_Provided data_
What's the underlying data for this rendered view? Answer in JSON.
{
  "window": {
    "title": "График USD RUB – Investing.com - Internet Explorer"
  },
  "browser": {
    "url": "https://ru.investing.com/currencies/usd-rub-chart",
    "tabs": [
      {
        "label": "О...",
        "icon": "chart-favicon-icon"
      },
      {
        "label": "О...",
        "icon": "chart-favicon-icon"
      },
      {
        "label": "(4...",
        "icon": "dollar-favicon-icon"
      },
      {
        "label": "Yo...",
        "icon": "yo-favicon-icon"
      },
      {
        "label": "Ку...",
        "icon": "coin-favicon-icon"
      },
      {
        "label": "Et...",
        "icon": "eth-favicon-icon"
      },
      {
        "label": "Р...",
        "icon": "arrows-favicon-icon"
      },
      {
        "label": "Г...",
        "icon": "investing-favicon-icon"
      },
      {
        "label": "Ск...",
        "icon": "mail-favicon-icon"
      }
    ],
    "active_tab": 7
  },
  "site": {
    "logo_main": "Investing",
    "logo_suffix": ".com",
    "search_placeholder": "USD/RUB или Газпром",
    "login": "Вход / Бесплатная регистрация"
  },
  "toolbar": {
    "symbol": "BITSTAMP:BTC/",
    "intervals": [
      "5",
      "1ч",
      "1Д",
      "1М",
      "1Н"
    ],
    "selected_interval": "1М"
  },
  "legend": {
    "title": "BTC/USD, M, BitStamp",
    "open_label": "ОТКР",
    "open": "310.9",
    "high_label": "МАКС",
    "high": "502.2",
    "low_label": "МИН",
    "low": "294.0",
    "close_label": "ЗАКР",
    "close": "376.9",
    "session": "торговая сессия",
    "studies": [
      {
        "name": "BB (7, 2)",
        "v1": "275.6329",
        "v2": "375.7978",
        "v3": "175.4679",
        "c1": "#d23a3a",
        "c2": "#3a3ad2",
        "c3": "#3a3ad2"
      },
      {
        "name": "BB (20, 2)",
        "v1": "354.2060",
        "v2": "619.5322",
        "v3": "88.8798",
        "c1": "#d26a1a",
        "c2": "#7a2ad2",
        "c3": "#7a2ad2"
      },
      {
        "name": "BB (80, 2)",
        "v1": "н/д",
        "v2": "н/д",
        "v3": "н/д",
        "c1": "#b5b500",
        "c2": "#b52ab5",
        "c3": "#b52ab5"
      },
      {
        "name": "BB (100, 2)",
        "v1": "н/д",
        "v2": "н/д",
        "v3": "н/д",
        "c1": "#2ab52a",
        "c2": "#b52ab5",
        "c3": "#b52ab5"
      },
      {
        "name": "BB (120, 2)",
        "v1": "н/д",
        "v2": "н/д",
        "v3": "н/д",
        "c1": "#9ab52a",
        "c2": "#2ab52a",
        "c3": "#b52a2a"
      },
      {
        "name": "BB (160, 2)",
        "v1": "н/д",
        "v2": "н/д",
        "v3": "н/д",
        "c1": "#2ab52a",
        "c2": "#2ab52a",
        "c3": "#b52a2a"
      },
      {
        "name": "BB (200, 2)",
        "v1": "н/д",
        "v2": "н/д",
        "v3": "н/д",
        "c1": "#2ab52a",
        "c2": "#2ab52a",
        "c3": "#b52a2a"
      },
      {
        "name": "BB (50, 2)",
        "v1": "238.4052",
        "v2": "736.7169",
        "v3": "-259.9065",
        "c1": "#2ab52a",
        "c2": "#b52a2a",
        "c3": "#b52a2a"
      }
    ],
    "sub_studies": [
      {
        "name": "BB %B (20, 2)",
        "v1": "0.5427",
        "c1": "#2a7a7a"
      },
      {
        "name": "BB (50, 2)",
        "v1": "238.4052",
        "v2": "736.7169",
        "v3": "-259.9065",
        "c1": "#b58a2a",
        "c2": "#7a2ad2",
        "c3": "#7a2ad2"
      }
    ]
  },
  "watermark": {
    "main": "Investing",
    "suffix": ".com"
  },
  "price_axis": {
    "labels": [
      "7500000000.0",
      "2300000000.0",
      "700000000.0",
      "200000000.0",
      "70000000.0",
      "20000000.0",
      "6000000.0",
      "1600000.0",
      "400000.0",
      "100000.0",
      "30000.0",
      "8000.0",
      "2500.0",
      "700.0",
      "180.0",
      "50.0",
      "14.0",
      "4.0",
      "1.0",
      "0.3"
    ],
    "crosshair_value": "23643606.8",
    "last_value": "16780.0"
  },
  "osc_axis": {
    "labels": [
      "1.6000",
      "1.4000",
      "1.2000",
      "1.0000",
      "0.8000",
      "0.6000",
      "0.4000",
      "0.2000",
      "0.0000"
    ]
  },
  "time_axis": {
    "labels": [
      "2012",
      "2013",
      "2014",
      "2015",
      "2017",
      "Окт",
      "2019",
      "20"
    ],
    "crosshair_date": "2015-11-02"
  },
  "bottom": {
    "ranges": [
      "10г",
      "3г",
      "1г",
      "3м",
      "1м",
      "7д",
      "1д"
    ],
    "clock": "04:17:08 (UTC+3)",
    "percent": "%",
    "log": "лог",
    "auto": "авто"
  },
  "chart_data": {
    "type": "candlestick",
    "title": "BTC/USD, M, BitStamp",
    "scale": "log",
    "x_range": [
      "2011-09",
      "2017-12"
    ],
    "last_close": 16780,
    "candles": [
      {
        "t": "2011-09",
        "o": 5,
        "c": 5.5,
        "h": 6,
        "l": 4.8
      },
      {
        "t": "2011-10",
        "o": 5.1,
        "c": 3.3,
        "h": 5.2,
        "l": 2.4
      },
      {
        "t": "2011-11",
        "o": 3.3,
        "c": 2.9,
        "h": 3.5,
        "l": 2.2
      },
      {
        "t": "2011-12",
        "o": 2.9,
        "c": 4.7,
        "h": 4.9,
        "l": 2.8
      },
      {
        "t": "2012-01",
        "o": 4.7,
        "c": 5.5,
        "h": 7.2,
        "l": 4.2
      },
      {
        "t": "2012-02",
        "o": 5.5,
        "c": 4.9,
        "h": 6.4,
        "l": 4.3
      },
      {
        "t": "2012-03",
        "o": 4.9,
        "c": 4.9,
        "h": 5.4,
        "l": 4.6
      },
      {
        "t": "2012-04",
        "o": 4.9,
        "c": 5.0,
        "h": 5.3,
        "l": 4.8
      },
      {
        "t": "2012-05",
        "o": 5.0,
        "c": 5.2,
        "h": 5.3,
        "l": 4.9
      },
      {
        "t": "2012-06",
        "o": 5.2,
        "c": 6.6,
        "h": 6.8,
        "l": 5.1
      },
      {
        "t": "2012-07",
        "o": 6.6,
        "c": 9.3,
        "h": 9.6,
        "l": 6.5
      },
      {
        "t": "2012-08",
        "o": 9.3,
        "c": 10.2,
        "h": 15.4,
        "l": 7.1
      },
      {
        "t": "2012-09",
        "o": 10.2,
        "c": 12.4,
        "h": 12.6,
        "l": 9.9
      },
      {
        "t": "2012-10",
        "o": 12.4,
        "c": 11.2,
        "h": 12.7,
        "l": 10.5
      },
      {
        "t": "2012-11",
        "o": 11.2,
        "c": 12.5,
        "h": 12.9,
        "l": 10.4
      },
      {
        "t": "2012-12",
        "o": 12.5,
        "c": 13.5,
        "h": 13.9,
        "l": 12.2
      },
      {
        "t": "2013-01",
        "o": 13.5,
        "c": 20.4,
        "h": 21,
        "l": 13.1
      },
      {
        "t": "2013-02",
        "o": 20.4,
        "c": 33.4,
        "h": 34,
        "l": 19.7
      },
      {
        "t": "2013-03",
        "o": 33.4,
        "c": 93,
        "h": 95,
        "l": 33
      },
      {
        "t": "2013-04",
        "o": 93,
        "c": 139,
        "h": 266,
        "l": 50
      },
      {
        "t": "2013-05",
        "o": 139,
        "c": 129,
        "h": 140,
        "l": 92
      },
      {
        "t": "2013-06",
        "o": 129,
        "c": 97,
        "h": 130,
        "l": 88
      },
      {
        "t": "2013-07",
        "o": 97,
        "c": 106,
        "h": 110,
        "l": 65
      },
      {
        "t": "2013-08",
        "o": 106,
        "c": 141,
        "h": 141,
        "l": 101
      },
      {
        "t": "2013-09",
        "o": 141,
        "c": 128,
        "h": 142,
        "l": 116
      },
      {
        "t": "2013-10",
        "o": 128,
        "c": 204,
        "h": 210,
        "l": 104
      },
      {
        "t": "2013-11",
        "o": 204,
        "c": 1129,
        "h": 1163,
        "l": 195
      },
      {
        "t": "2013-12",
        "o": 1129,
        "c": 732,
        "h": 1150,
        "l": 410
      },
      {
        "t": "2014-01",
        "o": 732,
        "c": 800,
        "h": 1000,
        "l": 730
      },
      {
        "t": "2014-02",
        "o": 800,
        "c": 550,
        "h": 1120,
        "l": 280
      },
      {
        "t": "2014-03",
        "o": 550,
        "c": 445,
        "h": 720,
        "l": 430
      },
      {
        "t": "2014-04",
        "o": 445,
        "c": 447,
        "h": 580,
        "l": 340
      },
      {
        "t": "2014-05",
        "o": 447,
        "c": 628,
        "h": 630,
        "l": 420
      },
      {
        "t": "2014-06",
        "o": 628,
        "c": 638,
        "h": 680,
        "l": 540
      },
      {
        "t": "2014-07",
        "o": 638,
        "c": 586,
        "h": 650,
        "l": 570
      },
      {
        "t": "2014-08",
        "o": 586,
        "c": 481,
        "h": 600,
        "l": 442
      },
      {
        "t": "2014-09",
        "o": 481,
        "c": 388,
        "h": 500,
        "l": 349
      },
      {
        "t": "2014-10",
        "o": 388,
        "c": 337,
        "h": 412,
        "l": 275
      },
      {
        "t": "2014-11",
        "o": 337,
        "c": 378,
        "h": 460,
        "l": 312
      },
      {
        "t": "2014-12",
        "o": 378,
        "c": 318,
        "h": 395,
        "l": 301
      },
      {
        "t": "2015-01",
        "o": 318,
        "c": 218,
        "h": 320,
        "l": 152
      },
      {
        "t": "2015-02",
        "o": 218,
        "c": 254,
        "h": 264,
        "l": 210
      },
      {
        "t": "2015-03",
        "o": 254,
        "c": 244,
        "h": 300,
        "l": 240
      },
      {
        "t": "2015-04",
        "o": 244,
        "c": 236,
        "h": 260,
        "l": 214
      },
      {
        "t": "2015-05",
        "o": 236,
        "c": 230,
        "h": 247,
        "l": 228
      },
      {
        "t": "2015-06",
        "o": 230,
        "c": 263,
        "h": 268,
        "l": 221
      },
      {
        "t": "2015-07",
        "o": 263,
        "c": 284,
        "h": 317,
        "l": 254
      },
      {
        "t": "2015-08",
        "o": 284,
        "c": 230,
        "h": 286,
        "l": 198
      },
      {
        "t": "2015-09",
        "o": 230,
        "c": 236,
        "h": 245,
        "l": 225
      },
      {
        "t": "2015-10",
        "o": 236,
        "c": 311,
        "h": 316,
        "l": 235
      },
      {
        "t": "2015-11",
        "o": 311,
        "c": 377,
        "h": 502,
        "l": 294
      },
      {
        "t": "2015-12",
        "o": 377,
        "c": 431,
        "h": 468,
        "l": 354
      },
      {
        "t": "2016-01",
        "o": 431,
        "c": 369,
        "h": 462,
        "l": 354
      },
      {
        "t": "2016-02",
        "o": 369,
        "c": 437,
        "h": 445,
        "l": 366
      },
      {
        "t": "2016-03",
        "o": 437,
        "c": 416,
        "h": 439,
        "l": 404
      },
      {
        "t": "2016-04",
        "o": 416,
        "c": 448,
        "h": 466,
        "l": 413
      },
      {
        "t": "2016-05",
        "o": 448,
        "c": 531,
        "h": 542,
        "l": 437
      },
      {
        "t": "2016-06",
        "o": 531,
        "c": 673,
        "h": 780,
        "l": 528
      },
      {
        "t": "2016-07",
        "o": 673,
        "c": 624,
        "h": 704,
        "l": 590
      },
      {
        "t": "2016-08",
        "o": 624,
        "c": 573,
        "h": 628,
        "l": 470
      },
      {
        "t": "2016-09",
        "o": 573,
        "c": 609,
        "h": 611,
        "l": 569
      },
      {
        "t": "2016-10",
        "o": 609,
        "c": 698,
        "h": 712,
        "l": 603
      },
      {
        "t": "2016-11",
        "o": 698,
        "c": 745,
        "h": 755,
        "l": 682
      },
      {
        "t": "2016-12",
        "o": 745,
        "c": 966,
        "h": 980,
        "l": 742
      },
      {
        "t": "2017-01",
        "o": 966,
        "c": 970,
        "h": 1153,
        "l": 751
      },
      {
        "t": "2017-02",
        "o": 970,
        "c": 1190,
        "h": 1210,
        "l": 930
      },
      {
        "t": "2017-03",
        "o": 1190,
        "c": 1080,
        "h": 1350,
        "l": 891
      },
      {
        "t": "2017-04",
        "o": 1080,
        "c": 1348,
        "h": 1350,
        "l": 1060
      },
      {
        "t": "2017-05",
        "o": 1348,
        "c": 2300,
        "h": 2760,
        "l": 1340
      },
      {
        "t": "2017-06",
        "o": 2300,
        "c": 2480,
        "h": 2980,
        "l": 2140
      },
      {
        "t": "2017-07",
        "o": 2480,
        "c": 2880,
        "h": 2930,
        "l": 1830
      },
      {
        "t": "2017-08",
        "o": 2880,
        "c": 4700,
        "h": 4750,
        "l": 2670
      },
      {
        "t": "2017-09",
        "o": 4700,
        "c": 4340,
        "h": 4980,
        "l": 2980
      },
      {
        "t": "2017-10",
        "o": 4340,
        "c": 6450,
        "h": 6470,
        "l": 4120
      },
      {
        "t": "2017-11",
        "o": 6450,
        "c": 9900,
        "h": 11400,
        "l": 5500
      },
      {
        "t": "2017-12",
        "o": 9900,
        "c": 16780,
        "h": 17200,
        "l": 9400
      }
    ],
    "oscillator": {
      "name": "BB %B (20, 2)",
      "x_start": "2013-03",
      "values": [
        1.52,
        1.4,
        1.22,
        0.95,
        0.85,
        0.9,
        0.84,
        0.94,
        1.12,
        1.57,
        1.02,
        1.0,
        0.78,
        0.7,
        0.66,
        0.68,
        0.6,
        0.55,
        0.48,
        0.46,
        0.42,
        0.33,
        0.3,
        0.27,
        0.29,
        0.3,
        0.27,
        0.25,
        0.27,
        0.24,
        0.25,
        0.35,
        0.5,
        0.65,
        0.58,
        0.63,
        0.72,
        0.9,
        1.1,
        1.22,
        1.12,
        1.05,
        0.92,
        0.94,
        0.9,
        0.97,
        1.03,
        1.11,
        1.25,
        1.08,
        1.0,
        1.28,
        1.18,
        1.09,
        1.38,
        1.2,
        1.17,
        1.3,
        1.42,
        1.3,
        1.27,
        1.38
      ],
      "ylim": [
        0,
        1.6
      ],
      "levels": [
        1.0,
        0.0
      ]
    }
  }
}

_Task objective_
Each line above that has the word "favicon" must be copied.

_Written solution_
        "icon": "chart-favicon-icon"
        "icon": "chart-favicon-icon"
        "icon": "dollar-favicon-icon"
        "icon": "yo-favicon-icon"
        "icon": "coin-favicon-icon"
        "icon": "eth-favicon-icon"
        "icon": "arrows-favicon-icon"
        "icon": "investing-favicon-icon"
        "icon": "mail-favicon-icon"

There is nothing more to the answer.